━━━ MATERIAL FOR THIS TASK ━━━

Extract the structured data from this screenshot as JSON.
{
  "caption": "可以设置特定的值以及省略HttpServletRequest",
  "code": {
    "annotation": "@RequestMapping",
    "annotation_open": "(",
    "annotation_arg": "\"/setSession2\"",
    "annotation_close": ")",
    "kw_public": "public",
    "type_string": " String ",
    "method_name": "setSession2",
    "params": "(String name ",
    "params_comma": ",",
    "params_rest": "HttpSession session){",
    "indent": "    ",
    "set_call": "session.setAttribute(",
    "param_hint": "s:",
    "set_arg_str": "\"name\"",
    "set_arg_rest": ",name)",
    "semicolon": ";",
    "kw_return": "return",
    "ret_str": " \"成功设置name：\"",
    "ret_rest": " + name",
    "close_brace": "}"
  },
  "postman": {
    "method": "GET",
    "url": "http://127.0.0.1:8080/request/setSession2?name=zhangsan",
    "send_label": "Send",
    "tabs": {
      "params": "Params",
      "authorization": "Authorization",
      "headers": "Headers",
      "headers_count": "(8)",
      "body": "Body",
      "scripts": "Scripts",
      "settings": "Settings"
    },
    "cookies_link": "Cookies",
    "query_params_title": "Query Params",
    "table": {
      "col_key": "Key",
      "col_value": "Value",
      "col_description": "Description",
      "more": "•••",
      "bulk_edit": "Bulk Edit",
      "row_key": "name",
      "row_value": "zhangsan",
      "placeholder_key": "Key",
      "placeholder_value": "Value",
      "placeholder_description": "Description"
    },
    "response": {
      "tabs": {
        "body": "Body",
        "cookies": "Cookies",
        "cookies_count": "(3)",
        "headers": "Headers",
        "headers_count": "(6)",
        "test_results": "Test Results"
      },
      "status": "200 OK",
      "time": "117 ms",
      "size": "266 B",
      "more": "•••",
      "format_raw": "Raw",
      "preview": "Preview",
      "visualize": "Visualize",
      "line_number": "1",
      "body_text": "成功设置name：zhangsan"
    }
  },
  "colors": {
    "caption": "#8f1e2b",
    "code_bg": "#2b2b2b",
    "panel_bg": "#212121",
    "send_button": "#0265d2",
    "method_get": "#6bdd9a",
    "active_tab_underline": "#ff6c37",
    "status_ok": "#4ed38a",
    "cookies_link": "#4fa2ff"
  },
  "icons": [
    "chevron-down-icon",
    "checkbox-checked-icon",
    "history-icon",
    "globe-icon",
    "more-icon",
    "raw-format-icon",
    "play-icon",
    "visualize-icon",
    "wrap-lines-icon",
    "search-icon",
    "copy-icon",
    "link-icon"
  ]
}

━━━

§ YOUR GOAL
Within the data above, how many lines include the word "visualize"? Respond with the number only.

§ WRITTEN RESPONSE
2